Billions of years ago, a massive single land mass contained all the continents we know today. Through force of internal pressures such as volcanism, the shove and pull of plate tectonics and the mechanism of sea floor spreading, all the continents we in the world were distributed around the globe.
One of those chunks of land wound up sitting in the northern hemisphere far above the more habitable climates of the earth. That giant spit of land is still mostly covered in ice. But somewhere along the way the human race titled it Greenland in a strange little word game that seems ironic to many.
Thanks to the impact of human-induced global warming through climate change, that sub-continent northeast of North America may one day become the most habitable place on earth. Greenland may one day live up to its literal name while desertification takes over the much hotter beltline of the planet.
Scientists warn that when the icepack currently covering Greenland someday melts, the seas will rise by feet, not inches. That will inundate entire nations and submerge valuable coastline property under less-than-forgiving saltwater. The profiles of our supposedly immutable continental outlines will be radically changed.
It is hard to imagine such events until you actually fly over the land mass of Greenland and see how covered in ice it truly is. This past Sunday our flight back from Munich, Germany took us straight across the snowy guts of Greenland. We were chasing the sunset for six to eight hours, so there was ample time to study the peaks of mountains jutting up from the surface of Greenland. We could see glaciers too, rivers of ice with terminal walls where sediments were dumped.
This is how the Great Lakes were formed in North America. Billions of tons of water was left in the wake of glaciers that once stood a mile high and scoured the earth flat where there had once been hills.
I grew up running on the flatlands of Illinois. But I also attended college in northeast Iowa, a geography known as the Driftless Region. The glaciers left that part of southwest Wisconsin and Iowa alone.
So I have an intimate sense for what ice can do to the surface of the earth. I’ve run thousands of miles across flat Illinois topography and have climbed hills and cross country skied in the Kettle Moraine where terminal glaciers dumped gravel and emptied water down the gullet of the earth. These are evidence of how massive the force of the earth and nature can be.
And human beings tend to forget all that. It is far more convenient and often necessary to live entirely in the present. But that outlook has a price.
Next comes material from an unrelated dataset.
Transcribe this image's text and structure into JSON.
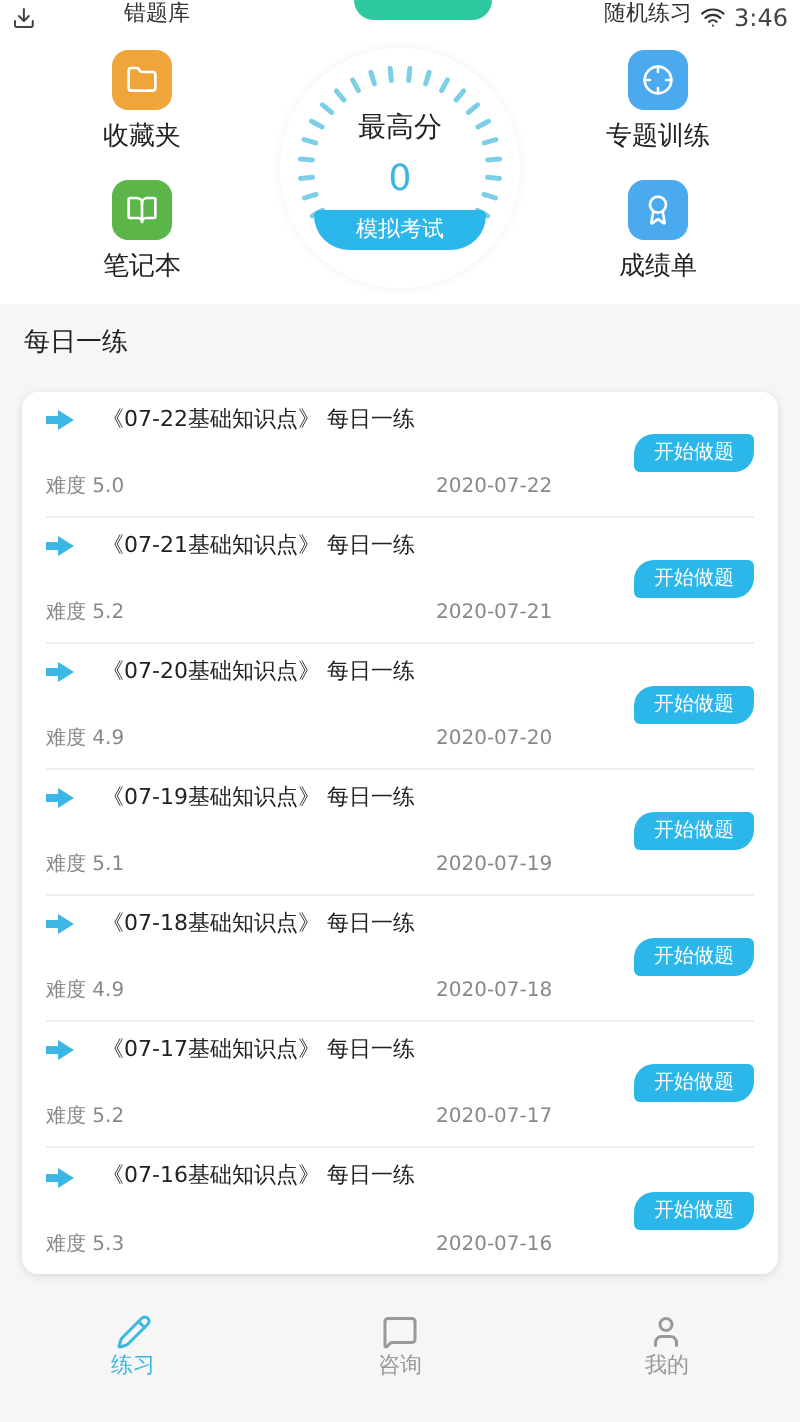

We all have a carbon footprint of one kind or another. Yet as I stared down at the surface of Greenland covered in ice and snow, it was hard to imagine it looking like anything else. Yet below that skim of ice and snow are fossils locked in stone that can be traced far back into earth’s history, long before the human race ever existed. That is the Greenland we need to imagine in order to understand the brevity of the human predicament in terms of consumption and sustainability.
The world we live on is both a patient son-of-a-bitch and a chronicle of the discipline dished out by Mother Nature over the ages. Whatever we know of God is a combination of these two things. We had better respect that. Both science and religion tell us that life on this earth is frail.